The US has announced a visa ban on extremists responsible for violence in the Israeli-occupied West Bank.
Secretary of State Antony Blinken said he was taking action to target attacks by Israeli settlers on Palestinians.
But the top diplomat said the ban would also apply to Palestinians accused of violence.
Attacks have surged in the West Bank since the start of the war in the Gaza Strip, triggered by Hamas’s assault on southern Israel on 7 October.
US state department spokesman Matthew Miller said the ban would affect “dozens” of extremist Israelis and some of their family members. He said that laws forbid the US from naming those targeted.

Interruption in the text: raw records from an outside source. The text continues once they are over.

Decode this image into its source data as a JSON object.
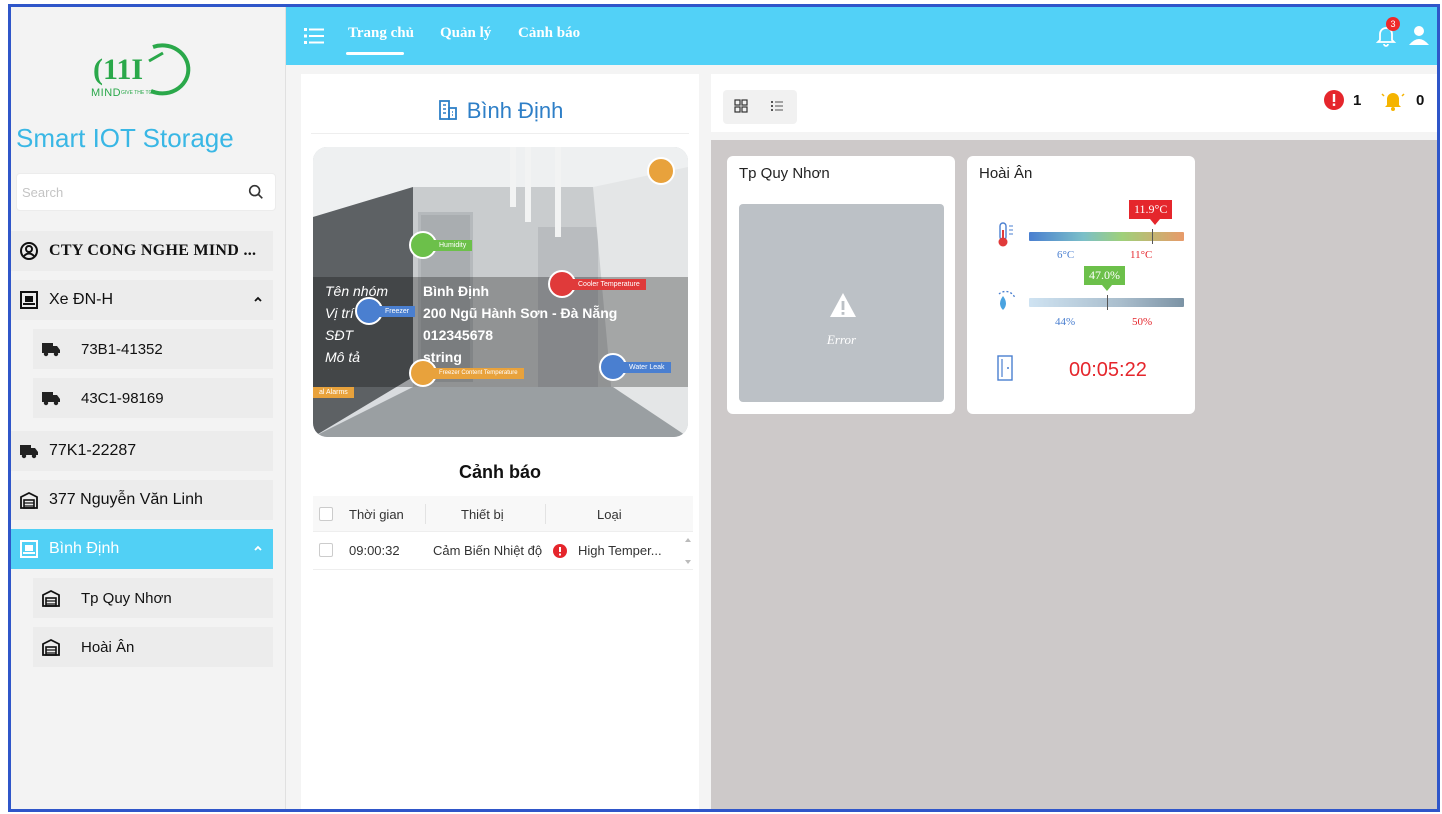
{
  "sidebar": {
    "logo_text": "MIND",
    "logo_sub": "GIVE THE TOP",
    "app_title": "Smart IOT Storage",
    "search_placeholder": "Search",
    "company": "CTY CONG NGHE MIND ...",
    "items": [
      {
        "label": "Xe ĐN-H",
        "icon": "vehicle-group-icon",
        "expanded": true
      },
      {
        "label": "73B1-41352",
        "icon": "truck-icon"
      },
      {
        "label": "43C1-98169",
        "icon": "truck-icon"
      },
      {
        "label": "77K1-22287",
        "icon": "truck-icon"
      },
      {
        "label": "377 Nguyễn Văn Linh",
        "icon": "warehouse-icon"
      },
      {
        "label": "Bình Định",
        "icon": "vehicle-group-icon",
        "active": true
      },
      {
        "label": "Tp Quy Nhơn",
        "icon": "warehouse-icon"
      },
      {
        "label": "Hoài Ân",
        "icon": "warehouse-icon"
      }
    ]
  },
  "topbar": {
    "tabs": [
      "Trang chủ",
      "Quản lý",
      "Cảnh báo"
    ],
    "active_tab": "Trang chủ",
    "notification_count": "3"
  },
  "location": {
    "title": "Bình Định",
    "info": [
      {
        "key": "Tên nhóm",
        "value": "Bình Định"
      },
      {
        "key": "Vị trí",
        "value": "200 Ngũ Hành Sơn - Đà Nẵng"
      },
      {
        "key": "SĐT",
        "value": "012345678"
      },
      {
        "key": "Mô tả",
        "value": "string"
      }
    ],
    "sensors": [
      "Humidity",
      "Cooler Temperature",
      "Freezer",
      "Freezer Content Temperature",
      "Water Leak",
      "al Alarms"
    ]
  },
  "alerts": {
    "title": "Cảnh báo",
    "columns": [
      "Thời gian",
      "Thiết bị",
      "Loại"
    ],
    "rows": [
      {
        "time": "09:00:32",
        "device": "Cảm Biến Nhiệt độ",
        "type": "High Temper..."
      }
    ]
  },
  "counters": {
    "errors": "1",
    "warnings": "0"
  },
  "cards": [
    {
      "title": "Tp Quy Nhơn",
      "status": "Error"
    },
    {
      "title": "Hoài Ân",
      "temperature": {
        "value": "11.9°C",
        "min": "6°C",
        "max": "11°C"
      },
      "humidity": {
        "value": "47.0%",
        "min": "44%",
        "max": "50%"
      },
      "door_timer": "00:05:22"
    }
  ],
  "colors": {
    "topbar": "#52d1f7",
    "active": "#51d0f5",
    "accent_text": "#2e7fc7",
    "alert_red": "#e5262c",
    "warning_yellow": "#f5b400"
  }
}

The move marks the latest expression of frustration from Washington at the Israeli government’s position towards settlers. Senior far-right ministers Itamar Ben-Gvir and Bezalel Smotrich – both settlers themselves – have previously been accused of seeking to downplay violence in the West Bank.
And in recent weeks Palestinians in the West Bank have told BBC News that Israeli settlers are using the war in Gaza as an opportunity to seize land.
More than 700,000 Jewish people live in more than 250 settlements built since Israel’s occupation of the West Bank and East Jerusalem in the 1967 Middle East war. The vast majority of the international community considers the settlements illegal under international law, though Israel and the US dispute this interpretation.
The UN says it has recorded 314 settler attacks against Palestinians since 7 October, resulting in Palestinian casualties or damage to Palestinian-owned property. Four Israelis, including three security forces personnel, have been killed in attacks by Palestinians in the West Bank over the same period.
“We have underscored to the Israeli government the need to do more to hold accountable extremist settlers who have committed violent attacks against Palestinians in the West Bank,” Mr Blinken said in a statement on Tuesday. “As President Biden has repeatedly said, those attacks are unacceptable.”
The decision comes just over a month after Israel was accepted into the US Visa Waiver Program, which allows Israeli citizens visa-free travel to the US.
Individuals targeted by Tuesday’s announcement will not be eligible for the programme, according to the Associated Press news agency, and current US visa holders will have their travel passes revoked.
American passport holders are not affected by the new policy.
Reacting to the US decision, Israeli Defence Minister Yoav Gallant told reporters: “There is, sadly, violence from extremists that we must condemn.”
“In a state of law, and Israel is a state of law, the right to use violence belongs only to those who are certified to do so by the government,” he said, according to Reuters.
Source : BBC